Next, Scottish pipers marched back into the arena, playing all the famous Scottish tunes and they really took over the whole place it was a true spectacle of pipes and drums, a very Scottish moment. Many people dislike the bag pipe but I have a deep love for its sound, so I was in heaven. All of this was then followed by the national anthem and then one of the most stunning fireworks displays that I have ever seen over the castle to the tune of “Diamonds are Forever” in honour of the Diamond Jubilee.
After this the loan piper played high on the castle walls as a tribute to the fallen soldiers, a truly moving piece and the entire crowd was so silent. After this the event closed with Auld Lange Syne. and yet more fireworks.
I still get tingles when I remember that evening, every part of it was wonderfully put together and moving. It was a fantastic culture smash with the traditions of many countries all coming together to provide an inspiring evening of entertainment, which has left a lasting memory with me. So if you do visit Edinburgh during the month of August, make sure you secure your tickets to the Edinburgh Tattoo for an unforgettable evening, of entertainment, as well as enjoying the many many events and shows on display across this amazing city. A trip to the Edinburgh festival is not something that will be regret.
I really hope that you have enjoyed reading this piece, as much as i have enjoyed writing it. To finish I will leave you with this most traditional of Scots poems, to give you a taste of what Scottish culture and tradition has to offer.
Address To A Haggis
Fair fa’ your honest, sonsie face,
Great chieftain o’ the puddin-race!
Aboon them a’ ye tak your place,
Painch, tripe, or thairm:
Weel are ye wordy of a grace
As lang’s my arm.
The groaning trencher there ye fill,
Your hurdies like a distant hill,
Your pin wad help to mend a mill
In time o’ need,
While thro’ your pores the dews distil
Like amber bead.
His knife see rustic Labour dight,
An’ cut ye up wi’ ready slight,
Trenching your gushing entrails bright
Like onie ditch;
And then, O what a glorious sight,
Then, horn for horn, they strech an’ strive:
Deil tak the hindmost! on they drive,
Till a’ their weel-swall’d kytes belyve,
Are bent like drums;
Then auld Guidman, maist like to rive,
Is there that owre his French ragout
Or olio that wad staw a sow,
Or fricassee wad mak her spew
Wi’ perfect sconner,
Looks down wi’ sneering, scornfu’ view
On sic a dinner?
Poor devil! see him owre his trash,
As feckless as a wither’d rash,
His spindle shank, a guid whip-lash,
His nieve a nit;
Thro’ bluidy flood or field to dash,
O how unfit!
But mark the Rustic, haggis-fed,
The trembling earth resounds his tread.
Clap in his walie nieve a blade,
He’ll make it whissle;
An’ legs, an’ arms, an’ heads will sned,

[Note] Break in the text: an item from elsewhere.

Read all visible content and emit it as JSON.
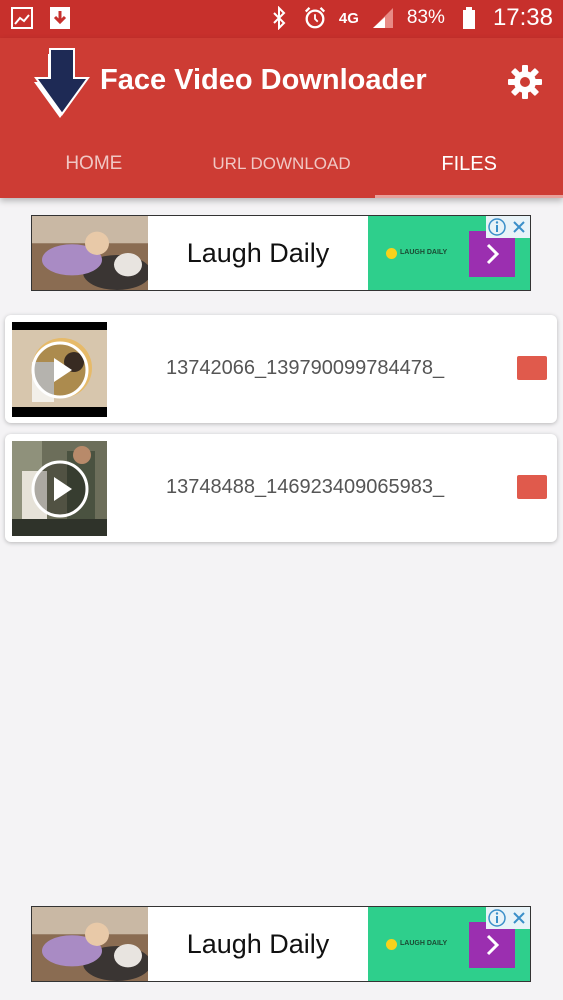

Like taps o’ thrissle.
Ye Pow’rs wha mak mankind your care,
And dish them out their bill o ‘fare,
Auld Scotland wants nae skinking ware
That jaups in luggies;
But, if ye wish her gratefu’ prayer,
Gie her a Haggis!